There has been much debate about the cost of the elections. How has the figure of £25 million been arrived at? The Government have accepted the sum of £50 million, and £25 million is now to be added to that. As shown by Channel 4’s “FactCheck”, there is now a debate. We have also seen that a referendum that was held on the same day as other elections cost £89 million. Admittedly, that did not include Scotland, and this arrangement is just for England and Wales.
Again, there is no proper explanation, and that fault runs all the way through the Bill. Most of the time the Minister relies on assertion and saying, “This is the right thing to do” or “I don’t agree with what other people say.” Very little evidence is given, and there is seldom any resort to any studies that might have been done. Instead, there is just an assertion of what the Minister thinks is the right thing to do.
I shall conclude, as I know that many Members wish to speak—and I see that you are getting a bit restless as well, Mr Deputy Speaker. The Government have offered no real argument as to why these measures should be put back into the Bill, and they have no real answers to the questions that were raised throughout the Committee’s proceedings. They have offered no real argument as to why they think this delay is right, nor have they made any real assessment of the costs involved. They have offered no real argument as to why everyone else is wrong and they are right.

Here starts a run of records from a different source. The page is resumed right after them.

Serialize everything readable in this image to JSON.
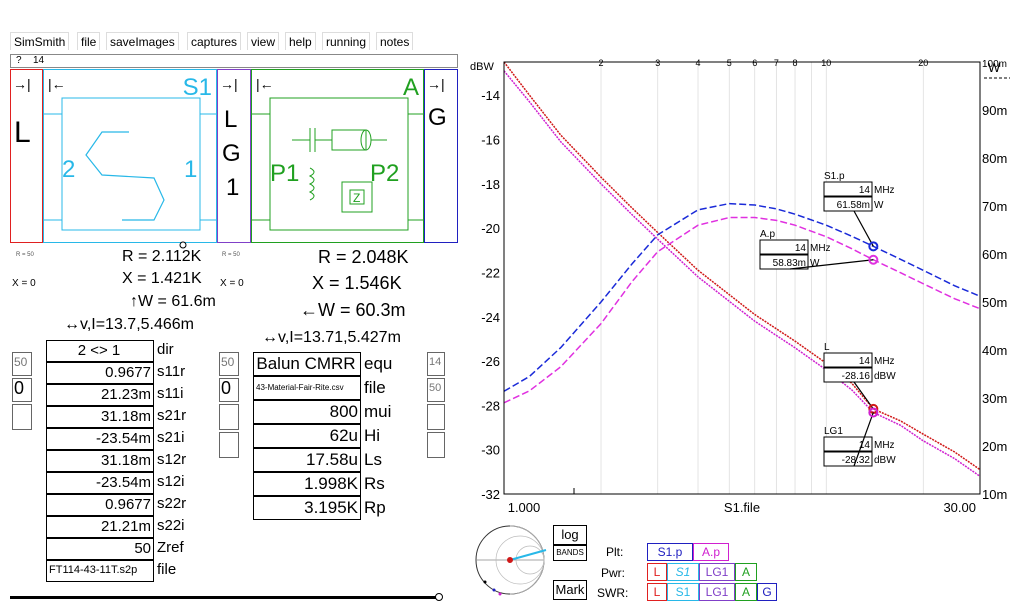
{
  "menu": [
    "SimSmith",
    "file",
    "saveImages",
    "captures",
    "view",
    "help",
    "running",
    "notes"
  ],
  "command": {
    "prompt": "?",
    "value": "14"
  },
  "schematic": {
    "L": {
      "left": "→|",
      "label": "L"
    },
    "S1": {
      "left": "|←",
      "title": "S1",
      "port2": "2",
      "port1": "1"
    },
    "LG1": {
      "left": "→|",
      "l1": "L",
      "l2": "G",
      "l3": "1"
    },
    "A": {
      "left": "|←",
      "title": "A",
      "p1": "P1",
      "p2": "P2"
    },
    "G": {
      "left": "→|",
      "label": "G"
    }
  },
  "readouts": {
    "left": {
      "R": "R = 2.112K",
      "X": "X = 1.421K",
      "W": "↑W = 61.6m",
      "vi": "↔v,I=13.7,5.466m",
      "rtag": "R = 50",
      "xtag": "X = 0"
    },
    "right": {
      "R": "R = 2.048K",
      "X": "X = 1.546K",
      "W": "←W = 60.3m",
      "vi": "↔v,I=13.71,5.427m",
      "rtag": "R = 50",
      "xtag": "X = 0"
    }
  },
  "s1_params": [
    {
      "value": "2 <> 1",
      "label": "dir"
    },
    {
      "value": "0.9677",
      "label": "s11r"
    },
    {
      "value": "21.23m",
      "label": "s11i"
    },
    {
      "value": "31.18m",
      "label": "s21r"
    },
    {
      "value": "-23.54m",
      "label": "s21i"
    },
    {
      "value": "31.18m",
      "label": "s12r"
    },
    {
      "value": "-23.54m",
      "label": "s12i"
    },
    {
      "value": "0.9677",
      "label": "s22r"
    },
    {
      "value": "21.21m",
      "label": "s22i"
    },
    {
      "value": "50",
      "label": "Zref"
    },
    {
      "value": "FT114-43-11T.s2p",
      "label": "file"
    }
  ],
  "a_params": [
    {
      "value": "Balun CMRR",
      "label": "equ"
    },
    {
      "value": "43-Material-Fair-Rite.csv",
      "label": "file"
    },
    {
      "value": "800",
      "label": "mui"
    },
    {
      "value": "62u",
      "label": "Hi"
    },
    {
      "value": "17.58u",
      "label": "Ls"
    },
    {
      "value": "1.998K",
      "label": "Rs"
    },
    {
      "value": "3.195K",
      "label": "Rp"
    }
  ],
  "stubs": {
    "left": [
      "50",
      "0"
    ],
    "midleft": [
      "50",
      "0"
    ],
    "right": [
      "14",
      "50"
    ]
  },
  "chart_data": {
    "type": "line",
    "title": "",
    "xlabel": "S1.file",
    "xscale": "log",
    "xlim": [
      1.0,
      30.0
    ],
    "x_ticks": [
      "2",
      "3",
      "4",
      "5",
      "6",
      "7",
      "8",
      "10",
      "20"
    ],
    "x_end_labels": [
      "1.000",
      "30.00"
    ],
    "y_left_unit": "dBW",
    "ylim_left": [
      -32,
      -12.5
    ],
    "y_left_ticks": [
      "-14",
      "-16",
      "-18",
      "-20",
      "-22",
      "-24",
      "-26",
      "-28",
      "-30",
      "-32"
    ],
    "y_right_unit": "W",
    "ylim_right": [
      0.01,
      0.1
    ],
    "y_right_ticks": [
      "100m",
      "90m",
      "80m",
      "70m",
      "60m",
      "50m",
      "40m",
      "30m",
      "20m",
      "10m"
    ],
    "series": [
      {
        "name": "L",
        "color": "#d01818",
        "style": "dotted",
        "axis": "left",
        "x": [
          1.0,
          1.2,
          1.5,
          2.0,
          2.5,
          3.0,
          4.0,
          5.0,
          6.0,
          8.0,
          10.0,
          12.0,
          14.0,
          17.0,
          20.0,
          25.0,
          30.0
        ],
        "y": [
          -12.5,
          -14.0,
          -15.8,
          -17.7,
          -19.1,
          -20.2,
          -21.9,
          -23.0,
          -23.9,
          -25.1,
          -26.1,
          -27.0,
          -28.16,
          -28.7,
          -29.3,
          -30.1,
          -30.9
        ]
      },
      {
        "name": "LG1",
        "color": "#d020d0",
        "style": "dotted",
        "axis": "left",
        "x": [
          1.0,
          1.2,
          1.5,
          2.0,
          2.5,
          3.0,
          4.0,
          5.0,
          6.0,
          8.0,
          10.0,
          12.0,
          14.0,
          17.0,
          20.0,
          25.0,
          30.0
        ],
        "y": [
          -12.9,
          -14.3,
          -16.1,
          -18.0,
          -19.4,
          -20.5,
          -22.2,
          -23.3,
          -24.2,
          -25.4,
          -26.4,
          -27.3,
          -28.32,
          -28.9,
          -29.6,
          -30.4,
          -31.2
        ]
      },
      {
        "name": "S1.p",
        "color": "#1a2ad8",
        "style": "dashed",
        "axis": "right",
        "x": [
          1.0,
          1.2,
          1.5,
          2.0,
          2.5,
          3.0,
          4.0,
          5.0,
          6.0,
          7.0,
          8.0,
          10.0,
          12.0,
          14.0,
          17.0,
          20.0,
          25.0,
          30.0
        ],
        "y": [
          0.0314,
          0.0345,
          0.0405,
          0.05,
          0.058,
          0.064,
          0.0692,
          0.0705,
          0.0702,
          0.0694,
          0.0683,
          0.066,
          0.0637,
          0.0616,
          0.0589,
          0.0566,
          0.0534,
          0.0512
        ]
      },
      {
        "name": "A.p",
        "color": "#e030e0",
        "style": "dashed",
        "axis": "right",
        "x": [
          1.0,
          1.2,
          1.5,
          2.0,
          2.5,
          3.0,
          4.0,
          5.0,
          6.0,
          7.0,
          8.0,
          10.0,
          12.0,
          14.0,
          17.0,
          20.0,
          25.0,
          30.0
        ],
        "y": [
          0.029,
          0.0315,
          0.0365,
          0.0455,
          0.0543,
          0.0605,
          0.066,
          0.0676,
          0.0676,
          0.067,
          0.066,
          0.0636,
          0.0611,
          0.0588,
          0.0561,
          0.0538,
          0.0507,
          0.0486
        ]
      }
    ],
    "markers": [
      {
        "name": "S1.p",
        "freq": "14",
        "funit": "MHz",
        "value": "61.58m",
        "vunit": "W"
      },
      {
        "name": "A.p",
        "freq": "14",
        "funit": "MHz",
        "value": "58.83m",
        "vunit": "W"
      },
      {
        "name": "L",
        "freq": "14",
        "funit": "MHz",
        "value": "-28.16",
        "vunit": "dBW"
      },
      {
        "name": "LG1",
        "freq": "14",
        "funit": "MHz",
        "value": "-28.32",
        "vunit": "dBW"
      }
    ],
    "legend": {
      "plt_label": "Plt:",
      "pwr_label": "Pwr:",
      "swr_label": "SWR:",
      "plt": [
        "S1.p",
        "A.p"
      ],
      "pwr": [
        "L",
        "S1",
        "LG1",
        "A"
      ],
      "swr": [
        "L",
        "S1",
        "LG1",
        "A",
        "G"
      ]
    }
  },
  "controls": {
    "log": "log",
    "bands": "BANDS",
    "mark": "Mark"
  },
  "colors": {
    "red": "#e02020",
    "cyan": "#28b8e8",
    "purple": "#8040c8",
    "green": "#20a020",
    "blue": "#2020c0",
    "magenta": "#d020d0"
  }
}
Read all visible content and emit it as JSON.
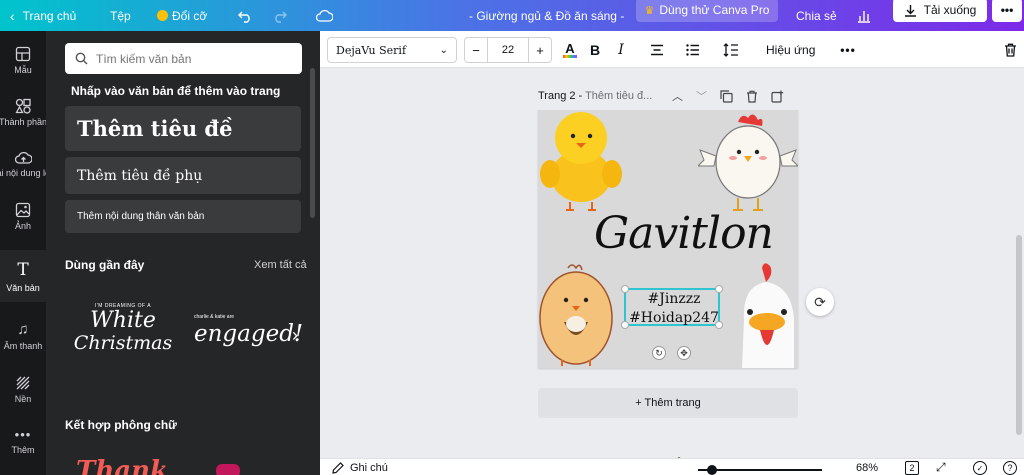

Even at this late stage, the Minister pretends to us that another little tidying-up exercise is needed. The change in respect of the financial code of practice is presented as merely a technical amendment, yet one of the key demands made in the Lords was that a code of practice was necessary in respect of the police and crime commissioners. However, apart from a few sentences of assertion from the Minister, we have no real idea even at this late stage about this financial code of practice, which will govern the way the police and crime commissioners operate. The Government have therefore produced not just another tweaking amendment, but have had to bring forward a major change. That is why we tabled our amendment about the importance of this change to chief constables. The Minister again just dismissed this, but perhaps he would agree with those who say, “Why shouldn’t the chief constable have some real say about what should be included in that financial code of practice and about the impact of police grant cuts on officer numbers?”
This is the wrong reform at the wrong time. If we were to ask people whether they would set as a higher priority this Government spending more than £100 million on the ideological experiment of police and crime commissioners or instead spending that money on police officers on the street, I think almost everyone in the country would say, “Let’s have police officers on the street and not spend £100 million on elections that nobody wants.”